On Monday March 9, President Obama fulfilled a campaign promise by issuing an Executive Order to expand the federal funding of embryonic stem cell research (ESCR).  While the move was expected, it is baffling given the fact that recent advances in the stem cell research field have made ESCR technologically passé.  Just over a year ago scientists were able to come up with a morally benign method of obtaining the biological equivalent of ESCs, called Induced Pluripotent Stem Cells (iPS).  iPS cells have the advantage over ESCs in that they do not require the destruction of human embryos or cloning to obtain them, the process of creating them is simple and less expensive, they do not face the problem of somatic rejection when used therapeutically, and they promise a limitless supply of pluripotent stem cells (stem cells that can become any of the body’s 220 cells) for scientific research.  Given the recent technological advances in pluripotent stem cell research, deciding to invest additional money in ESCR makes as much sense as deciding to invest money to make better cassette tapes.  Obama’s Executive Order is out-of-date, and unnecessary.
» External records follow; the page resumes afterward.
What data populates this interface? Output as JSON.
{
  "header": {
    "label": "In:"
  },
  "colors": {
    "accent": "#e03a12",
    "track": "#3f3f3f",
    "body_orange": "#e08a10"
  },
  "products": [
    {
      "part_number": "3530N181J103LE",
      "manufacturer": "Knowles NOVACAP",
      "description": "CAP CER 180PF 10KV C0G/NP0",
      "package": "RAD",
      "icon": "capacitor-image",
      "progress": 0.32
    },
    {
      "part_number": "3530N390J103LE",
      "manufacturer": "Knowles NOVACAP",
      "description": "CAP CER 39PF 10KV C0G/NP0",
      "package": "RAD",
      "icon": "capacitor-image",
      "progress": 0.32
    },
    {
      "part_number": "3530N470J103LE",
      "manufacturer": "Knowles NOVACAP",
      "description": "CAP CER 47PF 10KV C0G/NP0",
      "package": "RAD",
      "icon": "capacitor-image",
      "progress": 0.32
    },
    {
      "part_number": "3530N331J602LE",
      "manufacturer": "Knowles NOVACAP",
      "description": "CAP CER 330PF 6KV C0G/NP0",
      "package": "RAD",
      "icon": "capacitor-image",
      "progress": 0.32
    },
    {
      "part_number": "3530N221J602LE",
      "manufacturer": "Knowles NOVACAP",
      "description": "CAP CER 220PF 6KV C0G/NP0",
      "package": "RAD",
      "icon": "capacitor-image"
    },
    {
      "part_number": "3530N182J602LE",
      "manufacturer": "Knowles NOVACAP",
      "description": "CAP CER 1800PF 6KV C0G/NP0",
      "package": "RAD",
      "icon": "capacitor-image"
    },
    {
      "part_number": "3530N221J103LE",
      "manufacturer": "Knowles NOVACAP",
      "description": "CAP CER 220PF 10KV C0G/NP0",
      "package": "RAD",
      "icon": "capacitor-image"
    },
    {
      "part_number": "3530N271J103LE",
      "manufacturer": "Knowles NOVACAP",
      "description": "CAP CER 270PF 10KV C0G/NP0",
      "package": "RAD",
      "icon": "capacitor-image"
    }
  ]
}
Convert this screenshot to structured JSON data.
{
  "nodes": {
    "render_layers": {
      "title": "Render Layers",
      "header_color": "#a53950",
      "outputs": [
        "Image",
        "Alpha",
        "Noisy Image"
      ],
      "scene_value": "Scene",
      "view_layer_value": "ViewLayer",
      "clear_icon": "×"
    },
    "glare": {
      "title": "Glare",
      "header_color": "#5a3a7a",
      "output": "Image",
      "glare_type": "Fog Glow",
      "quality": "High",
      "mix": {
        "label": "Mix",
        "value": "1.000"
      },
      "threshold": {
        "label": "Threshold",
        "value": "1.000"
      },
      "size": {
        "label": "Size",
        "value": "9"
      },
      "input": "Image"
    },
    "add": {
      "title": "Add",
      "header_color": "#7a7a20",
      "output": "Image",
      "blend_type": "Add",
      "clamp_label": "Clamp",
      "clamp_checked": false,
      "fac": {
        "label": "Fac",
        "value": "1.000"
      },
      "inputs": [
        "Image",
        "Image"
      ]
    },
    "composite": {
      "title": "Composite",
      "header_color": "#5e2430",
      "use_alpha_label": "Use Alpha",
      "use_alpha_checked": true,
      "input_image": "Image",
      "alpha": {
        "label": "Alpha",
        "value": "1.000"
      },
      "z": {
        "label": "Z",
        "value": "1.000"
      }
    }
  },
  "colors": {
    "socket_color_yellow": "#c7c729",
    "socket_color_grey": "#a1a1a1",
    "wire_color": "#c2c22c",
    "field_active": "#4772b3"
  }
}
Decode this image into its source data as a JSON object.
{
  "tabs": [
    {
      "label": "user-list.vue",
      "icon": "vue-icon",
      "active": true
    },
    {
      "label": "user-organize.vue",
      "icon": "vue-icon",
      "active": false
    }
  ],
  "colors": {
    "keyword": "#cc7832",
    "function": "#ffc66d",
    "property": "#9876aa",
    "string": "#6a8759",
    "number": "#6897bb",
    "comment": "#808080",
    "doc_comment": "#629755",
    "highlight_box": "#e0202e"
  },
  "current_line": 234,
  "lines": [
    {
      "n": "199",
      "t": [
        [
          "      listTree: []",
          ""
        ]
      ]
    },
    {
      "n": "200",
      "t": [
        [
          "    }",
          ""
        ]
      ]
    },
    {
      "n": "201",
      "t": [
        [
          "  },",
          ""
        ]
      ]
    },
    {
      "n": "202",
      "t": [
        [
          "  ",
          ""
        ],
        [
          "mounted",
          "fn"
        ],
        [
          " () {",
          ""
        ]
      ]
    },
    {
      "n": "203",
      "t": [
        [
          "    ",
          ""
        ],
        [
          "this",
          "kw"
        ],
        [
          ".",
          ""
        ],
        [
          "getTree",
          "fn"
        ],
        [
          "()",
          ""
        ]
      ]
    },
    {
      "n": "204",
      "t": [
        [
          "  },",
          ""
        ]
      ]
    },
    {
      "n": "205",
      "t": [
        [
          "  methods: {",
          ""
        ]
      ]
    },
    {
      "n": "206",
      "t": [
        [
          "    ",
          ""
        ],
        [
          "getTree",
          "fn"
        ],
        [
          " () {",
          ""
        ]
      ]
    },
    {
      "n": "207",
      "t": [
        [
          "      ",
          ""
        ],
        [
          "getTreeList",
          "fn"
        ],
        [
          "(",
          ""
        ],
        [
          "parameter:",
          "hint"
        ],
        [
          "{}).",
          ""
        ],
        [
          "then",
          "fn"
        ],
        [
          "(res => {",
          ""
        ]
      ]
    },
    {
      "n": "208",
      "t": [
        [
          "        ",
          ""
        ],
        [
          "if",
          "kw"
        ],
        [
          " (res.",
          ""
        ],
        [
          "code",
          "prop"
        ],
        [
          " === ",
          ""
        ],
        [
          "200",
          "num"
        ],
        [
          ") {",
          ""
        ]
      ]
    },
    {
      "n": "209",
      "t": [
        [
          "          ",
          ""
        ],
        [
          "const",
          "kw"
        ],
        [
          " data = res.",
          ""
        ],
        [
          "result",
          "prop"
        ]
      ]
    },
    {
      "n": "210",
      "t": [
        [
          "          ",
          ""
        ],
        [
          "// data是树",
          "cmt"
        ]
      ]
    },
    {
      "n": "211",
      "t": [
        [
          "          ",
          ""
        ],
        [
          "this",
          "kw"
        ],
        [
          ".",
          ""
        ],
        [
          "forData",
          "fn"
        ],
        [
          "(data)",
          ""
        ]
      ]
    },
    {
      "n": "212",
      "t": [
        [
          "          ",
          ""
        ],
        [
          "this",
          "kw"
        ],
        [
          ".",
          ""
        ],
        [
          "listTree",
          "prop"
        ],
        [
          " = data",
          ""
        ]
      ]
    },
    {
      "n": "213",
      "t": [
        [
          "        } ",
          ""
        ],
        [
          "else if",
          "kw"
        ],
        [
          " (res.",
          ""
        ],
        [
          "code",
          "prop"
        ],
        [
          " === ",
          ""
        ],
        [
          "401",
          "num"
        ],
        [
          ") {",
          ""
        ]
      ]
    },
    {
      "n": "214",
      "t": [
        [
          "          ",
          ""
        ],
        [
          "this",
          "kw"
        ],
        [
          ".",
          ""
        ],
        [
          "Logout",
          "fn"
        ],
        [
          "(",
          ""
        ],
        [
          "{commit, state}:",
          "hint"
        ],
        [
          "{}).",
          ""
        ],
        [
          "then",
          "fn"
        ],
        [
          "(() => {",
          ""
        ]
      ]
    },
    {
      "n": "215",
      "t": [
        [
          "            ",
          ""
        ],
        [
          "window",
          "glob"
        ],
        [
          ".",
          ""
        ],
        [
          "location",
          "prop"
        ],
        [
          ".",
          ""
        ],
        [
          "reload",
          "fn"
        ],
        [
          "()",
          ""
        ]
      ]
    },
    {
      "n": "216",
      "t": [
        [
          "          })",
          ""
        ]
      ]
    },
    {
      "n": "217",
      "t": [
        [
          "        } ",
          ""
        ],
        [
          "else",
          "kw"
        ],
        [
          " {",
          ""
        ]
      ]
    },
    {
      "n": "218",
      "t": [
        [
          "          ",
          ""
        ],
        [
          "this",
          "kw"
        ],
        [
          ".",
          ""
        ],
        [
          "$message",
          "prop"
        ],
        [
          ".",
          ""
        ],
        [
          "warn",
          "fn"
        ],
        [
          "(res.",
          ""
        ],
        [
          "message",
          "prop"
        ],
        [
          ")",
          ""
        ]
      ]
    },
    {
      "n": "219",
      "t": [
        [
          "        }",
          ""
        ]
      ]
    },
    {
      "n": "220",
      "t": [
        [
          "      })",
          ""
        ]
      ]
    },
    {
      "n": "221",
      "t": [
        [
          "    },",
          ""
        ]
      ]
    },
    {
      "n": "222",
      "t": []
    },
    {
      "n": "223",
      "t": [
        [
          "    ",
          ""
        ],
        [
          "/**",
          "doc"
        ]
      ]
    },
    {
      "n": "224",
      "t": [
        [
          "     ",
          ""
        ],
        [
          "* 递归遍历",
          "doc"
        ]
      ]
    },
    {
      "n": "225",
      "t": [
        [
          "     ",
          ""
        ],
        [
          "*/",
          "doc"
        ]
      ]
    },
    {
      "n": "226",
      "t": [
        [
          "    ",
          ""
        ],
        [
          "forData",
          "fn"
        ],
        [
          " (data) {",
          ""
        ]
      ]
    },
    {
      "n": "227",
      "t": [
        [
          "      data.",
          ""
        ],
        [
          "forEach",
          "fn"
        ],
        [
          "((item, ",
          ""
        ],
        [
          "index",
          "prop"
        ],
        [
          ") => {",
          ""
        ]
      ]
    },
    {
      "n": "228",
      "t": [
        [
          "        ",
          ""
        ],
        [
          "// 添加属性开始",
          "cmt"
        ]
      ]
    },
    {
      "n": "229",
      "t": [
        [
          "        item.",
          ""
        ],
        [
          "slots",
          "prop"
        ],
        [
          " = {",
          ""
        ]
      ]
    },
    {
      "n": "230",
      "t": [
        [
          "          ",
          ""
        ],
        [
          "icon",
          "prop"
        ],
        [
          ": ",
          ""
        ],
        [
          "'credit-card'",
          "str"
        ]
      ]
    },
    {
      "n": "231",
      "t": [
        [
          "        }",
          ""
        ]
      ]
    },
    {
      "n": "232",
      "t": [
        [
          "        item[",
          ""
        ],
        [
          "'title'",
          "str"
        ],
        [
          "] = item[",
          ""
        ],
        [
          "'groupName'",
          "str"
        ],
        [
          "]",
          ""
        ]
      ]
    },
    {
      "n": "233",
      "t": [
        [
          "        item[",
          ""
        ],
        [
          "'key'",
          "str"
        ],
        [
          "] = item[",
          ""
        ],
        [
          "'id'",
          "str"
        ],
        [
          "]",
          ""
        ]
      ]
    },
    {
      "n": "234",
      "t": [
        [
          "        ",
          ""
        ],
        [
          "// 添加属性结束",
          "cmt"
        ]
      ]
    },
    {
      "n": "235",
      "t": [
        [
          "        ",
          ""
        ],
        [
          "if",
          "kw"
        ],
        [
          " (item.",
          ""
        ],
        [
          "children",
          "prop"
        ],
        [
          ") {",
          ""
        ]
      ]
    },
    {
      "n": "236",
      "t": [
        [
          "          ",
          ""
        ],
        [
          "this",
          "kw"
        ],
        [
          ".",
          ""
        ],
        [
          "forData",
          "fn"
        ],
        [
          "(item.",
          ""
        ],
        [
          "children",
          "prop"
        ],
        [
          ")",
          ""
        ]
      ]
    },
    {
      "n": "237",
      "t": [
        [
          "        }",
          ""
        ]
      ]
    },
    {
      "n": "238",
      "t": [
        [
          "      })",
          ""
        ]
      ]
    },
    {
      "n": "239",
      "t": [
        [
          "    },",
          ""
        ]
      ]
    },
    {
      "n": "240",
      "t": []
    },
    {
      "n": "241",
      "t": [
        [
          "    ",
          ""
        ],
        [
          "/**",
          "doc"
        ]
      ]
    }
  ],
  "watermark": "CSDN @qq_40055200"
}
On the positive side, Obama did not try to hype the potential of embryonic stem cells as have many other politicians.  He candidly admitted that “at this moment, the full promise of stem cell research remains unknown, and it should not be overstated.  But scientists believe these tiny cells may have the potential to help us understand, and possibly cure, some of our most devastating diseases and conditions. … [I]f we pursue this research, maybe one day – maybe not in our lifetime, or even in our children’s lifetime – but maybe one day, others like him [Christopher Reeve] might [be cured via embryonic stem cell therapies].”

On the negative side, however, I find Obama’s reasoning to be malformed.  According to Obama,

[I]n recent years, when it comes to stem cell research, rather than furthering discovery, our government has forced what I believe is a false choice between sound science and moral values. In this case, I believe the two are not inconsistent. As a person of faith, I believe we are called to care for each other and work to ease human suffering.

The dichotomy between science and morality is not a false one.  The two can conflict at times.  We can debate whether the two conflict in the case of embryonic stem cell research, but it will not do to just declare by fiat that there is no conflict.

Interestingly enough, Obama goes on to speak of his own religious moral values, and how they have affected his decision to expand the funding of ESCR.  What I would like to know is why it’s ok for Obama to make policy based on his religious values, but it was wrong for Bush to do the same?  This is a double-standard.  The fact of the matter is that in principle, there is nothing wrong with drawing on one’s religiously-informed moral values to make public policy.  Policies are based on moral considerations, and our understanding of what’s right and wrong is most often informed by our religious convictions.  In this case, however, we have two men with conflicting moral values.  Bush valued all human life – including embryonic life – whereas Obama only values post-natal life.  Bush valued all human life equally, and thus believed it would be immoral to kill one life to save another.  Obama doesn’t value all life equally, and thus thinks it a moral imperative to kill one life to save another.  Each man has a different ideology, and thus a different policy.  So enough with the talk about Bush choosing “ideology over science.”  He chose morality over science.  Obama, on the other hand, is choosing science over morality (although I’m sure he doesn’t see it that way).